I am often asked for guidance on how to become an expert on strategy and how to become a consultant or speaker on strategy. My first response is that it is a little like rock-and-roll—you mostly have to write the songs you sing. My second response is that my own personal path was circuitous. I studied electrical engineering in college, then worked as a spacecraft designer at the Jet Propulsion Labs. I studied Bayesian statistical decision theory at the Harvard Business School, switching to study strategy after two years. Then spent three years in Iran, teaching at a new Harvard-sponsored business school. Then back to HBS, then to UCLA to teach strategy for forty years, with three years off to teach at INSEAD (France). All along the way, I struggled to develop my own personal viewpoint and my own voice to writing and speaking.
What fascinates about strategy is its centrality to the success or failure of individuals, enterprises, and even nations. Make the right move at the right time and a cascade of positive outcomes may be unleashed. Fail to grasp the nettle of solving the crux problem and recovery may be long delayed or even impossible.
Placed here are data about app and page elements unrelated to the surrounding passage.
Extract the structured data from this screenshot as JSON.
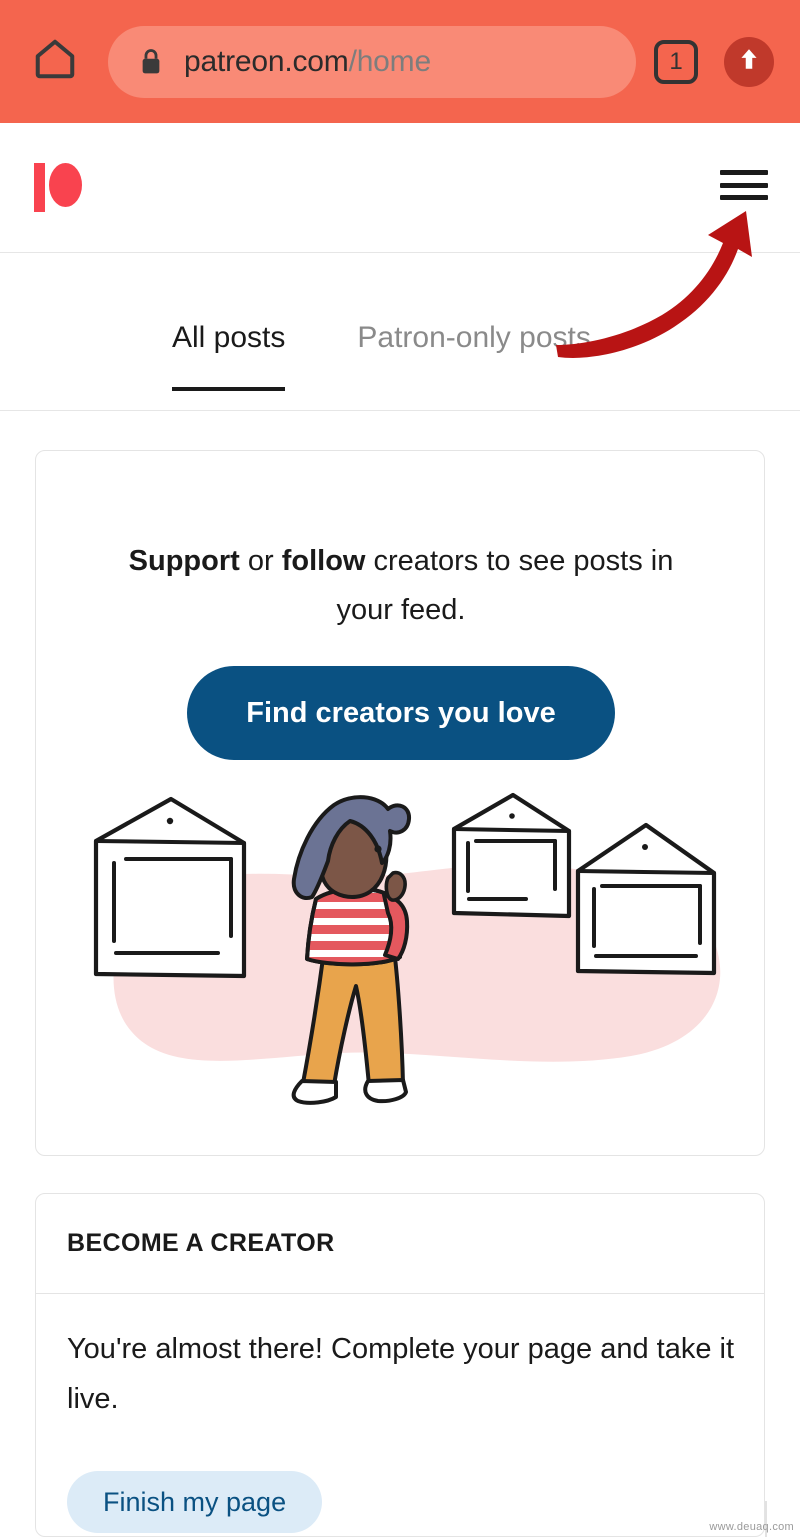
{
  "browser": {
    "home_icon": "home-icon",
    "lock_icon": "lock-icon",
    "url_domain": "patreon.com",
    "url_path": "/home",
    "tab_count": "1",
    "share_icon": "upload-arrow-icon",
    "toolbar_color": "#F4654E",
    "url_pill_color": "#F98A76"
  },
  "site_header": {
    "logo_name": "patreon-logo",
    "logo_color": "#F9434F",
    "menu_icon": "hamburger-menu-icon"
  },
  "tabs": [
    {
      "label": "All posts",
      "active": true
    },
    {
      "label": "Patron-only posts",
      "active": false
    }
  ],
  "feed_card": {
    "message_part1": "Support",
    "message_part2": " or ",
    "message_part3": "follow",
    "message_part4": " creators to see posts in your feed.",
    "cta_label": "Find creators you love",
    "cta_color": "#0A5182",
    "illustration_name": "person-viewing-art-frames-illustration",
    "illustration_colors": {
      "blob": "#FADEDE",
      "hair": "#6B7394",
      "skin": "#7C5647",
      "shirt_stripe": "#E4585E",
      "pants": "#E8A44C",
      "outline": "#1A1A1A"
    }
  },
  "creator_card": {
    "section_title": "BECOME A CREATOR",
    "body_text": "You're almost there! Complete your page and take it live.",
    "cta_label": "Finish my page",
    "cta_bg": "#DCEBF7",
    "cta_text_color": "#0A5182"
  },
  "annotation": {
    "arrow_name": "red-curved-arrow-pointing-to-menu",
    "arrow_color": "#B81414"
  },
  "watermark": {
    "text": "www.deuaq.com"
  }
}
Much of what I have learned about strategy has come from working with executives. Whether at the DoD, a small start-up, or a giant enterprise like Shell, the best have a knack for teasing out the key elements of a situation and then focusing energy and resources on resolving those problems or grasping those opportunities. I have also seen too many who mistake vague generalities about ambitions and purposes for strategy or who treat strategy as an exercise in setting financial goals. My most rewarding work is when I can help an executive or group sort through the buzzing confusion of their situation and identify the crux issues they can and should address.
Today I am retired from university teaching and live in Bend, Oregon with my wife Kate and dog Jamie. When I am not writing, speaking, or consulting, I find time to ski, hike, kayak, hunt pheasants with Jamie, and read.